AV. Did you have an interest in film, like Rollin said, before you began making music.
DB. Our 2 soundtrack recording have been made by pure coincidence, by meeting persons involved into this.
AV. Emi was an ambitious leap. Did you ever consider a deal with a label like BYG for example? Do you recognize similarities with bands like Ame Son, Soft Machine or Gong?
AV. Did you go to Amouges festival?
DB. No , at that moment we were playing somewhere and we could not attend the festival
AV. Who played the other instruments on the Rollin soundtrack? There is a lot if flute for example.
DB. If I remember well, the fulte is played by Francis Bendichou. By all means, we never recorded anything with extra players - always only the five of us.
AV. Are there any other record releases that include Acanthus memebrs? Would love to create a new discography.
DB All our releases are mentioned in the booklet you wrote for “Le frisson des vampires”
AV The Delamarre soundtrack was based on horror posters and comic books...Were you interested in this area?
DB.No specific interest, just an oppertunity for playing and recording
AV Out of interest...Do you know the work of Igor Wakhevitch?
DB. Around 1970-71 I really liked the first Igor Wakhevitch, the first Guy Skornik, Rene Joly, Gerard Manset (La Mort d’Orion), all from Pathe - the label that dropped us. In spite all of them signing with EMI at the same time Acanthus did for Tryphasys, we never met any of them.
Andy Votel 2011
Huge thanks to Alain Lebon, Jean-Luc Doucet, Daniel Buffet.
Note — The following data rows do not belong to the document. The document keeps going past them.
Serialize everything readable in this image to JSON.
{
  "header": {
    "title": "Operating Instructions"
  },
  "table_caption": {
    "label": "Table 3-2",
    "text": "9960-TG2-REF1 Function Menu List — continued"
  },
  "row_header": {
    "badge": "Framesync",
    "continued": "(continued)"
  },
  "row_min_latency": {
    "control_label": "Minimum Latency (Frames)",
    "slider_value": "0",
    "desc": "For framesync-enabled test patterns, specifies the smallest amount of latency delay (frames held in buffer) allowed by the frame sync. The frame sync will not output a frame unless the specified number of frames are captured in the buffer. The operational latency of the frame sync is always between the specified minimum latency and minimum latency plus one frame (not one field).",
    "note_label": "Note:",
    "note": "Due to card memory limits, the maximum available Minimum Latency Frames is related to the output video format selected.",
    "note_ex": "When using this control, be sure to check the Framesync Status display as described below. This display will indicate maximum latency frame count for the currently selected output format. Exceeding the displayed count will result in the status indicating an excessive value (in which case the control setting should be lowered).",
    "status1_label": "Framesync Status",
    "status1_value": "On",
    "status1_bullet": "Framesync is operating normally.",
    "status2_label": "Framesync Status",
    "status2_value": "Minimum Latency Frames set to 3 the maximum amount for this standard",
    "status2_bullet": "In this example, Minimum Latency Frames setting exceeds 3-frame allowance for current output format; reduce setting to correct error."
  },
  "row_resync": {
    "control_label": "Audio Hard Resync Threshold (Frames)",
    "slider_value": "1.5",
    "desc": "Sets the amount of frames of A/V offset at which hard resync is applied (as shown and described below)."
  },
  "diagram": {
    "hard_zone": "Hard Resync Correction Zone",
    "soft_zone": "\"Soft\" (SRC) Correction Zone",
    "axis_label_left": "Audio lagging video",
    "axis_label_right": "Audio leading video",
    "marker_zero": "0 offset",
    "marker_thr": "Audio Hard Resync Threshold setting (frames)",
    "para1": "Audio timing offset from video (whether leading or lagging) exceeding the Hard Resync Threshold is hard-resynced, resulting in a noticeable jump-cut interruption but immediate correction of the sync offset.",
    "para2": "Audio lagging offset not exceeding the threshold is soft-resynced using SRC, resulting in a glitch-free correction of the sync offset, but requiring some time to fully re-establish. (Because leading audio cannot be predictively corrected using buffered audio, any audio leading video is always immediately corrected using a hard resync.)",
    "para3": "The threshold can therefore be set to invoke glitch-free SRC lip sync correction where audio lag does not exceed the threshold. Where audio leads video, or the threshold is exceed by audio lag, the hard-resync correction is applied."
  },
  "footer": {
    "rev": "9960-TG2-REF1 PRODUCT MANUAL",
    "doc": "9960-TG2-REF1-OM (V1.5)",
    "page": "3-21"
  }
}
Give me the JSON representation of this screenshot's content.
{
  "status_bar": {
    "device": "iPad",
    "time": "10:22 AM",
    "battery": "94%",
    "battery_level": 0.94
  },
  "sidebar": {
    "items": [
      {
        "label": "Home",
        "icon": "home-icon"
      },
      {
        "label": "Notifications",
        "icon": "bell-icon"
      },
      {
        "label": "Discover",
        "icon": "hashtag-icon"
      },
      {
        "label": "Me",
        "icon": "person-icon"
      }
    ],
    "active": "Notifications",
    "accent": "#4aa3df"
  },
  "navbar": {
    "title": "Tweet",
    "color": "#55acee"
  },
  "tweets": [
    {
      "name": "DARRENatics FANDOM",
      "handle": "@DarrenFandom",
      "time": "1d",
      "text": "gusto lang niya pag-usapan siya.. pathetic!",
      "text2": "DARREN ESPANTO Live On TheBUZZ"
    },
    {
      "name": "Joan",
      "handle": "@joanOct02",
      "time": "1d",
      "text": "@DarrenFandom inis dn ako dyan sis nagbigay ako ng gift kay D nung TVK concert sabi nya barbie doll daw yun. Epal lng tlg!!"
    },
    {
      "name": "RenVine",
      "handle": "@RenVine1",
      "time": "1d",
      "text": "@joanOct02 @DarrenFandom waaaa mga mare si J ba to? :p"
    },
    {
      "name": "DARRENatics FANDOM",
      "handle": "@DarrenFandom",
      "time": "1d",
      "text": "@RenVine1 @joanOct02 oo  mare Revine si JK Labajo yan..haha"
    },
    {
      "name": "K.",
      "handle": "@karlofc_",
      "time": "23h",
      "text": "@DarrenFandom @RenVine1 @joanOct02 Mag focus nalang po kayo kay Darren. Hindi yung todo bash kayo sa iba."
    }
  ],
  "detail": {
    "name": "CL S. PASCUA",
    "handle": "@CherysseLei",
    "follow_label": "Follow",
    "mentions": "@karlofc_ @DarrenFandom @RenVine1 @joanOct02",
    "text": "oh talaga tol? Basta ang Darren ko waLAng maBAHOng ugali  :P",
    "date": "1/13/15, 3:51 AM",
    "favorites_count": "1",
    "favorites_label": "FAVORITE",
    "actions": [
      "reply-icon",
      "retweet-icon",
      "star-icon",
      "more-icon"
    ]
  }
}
For extensive notes about the film Le Frisson Des Vampires see the CD and Vinyl release available at www.finderskeepersrecords.com.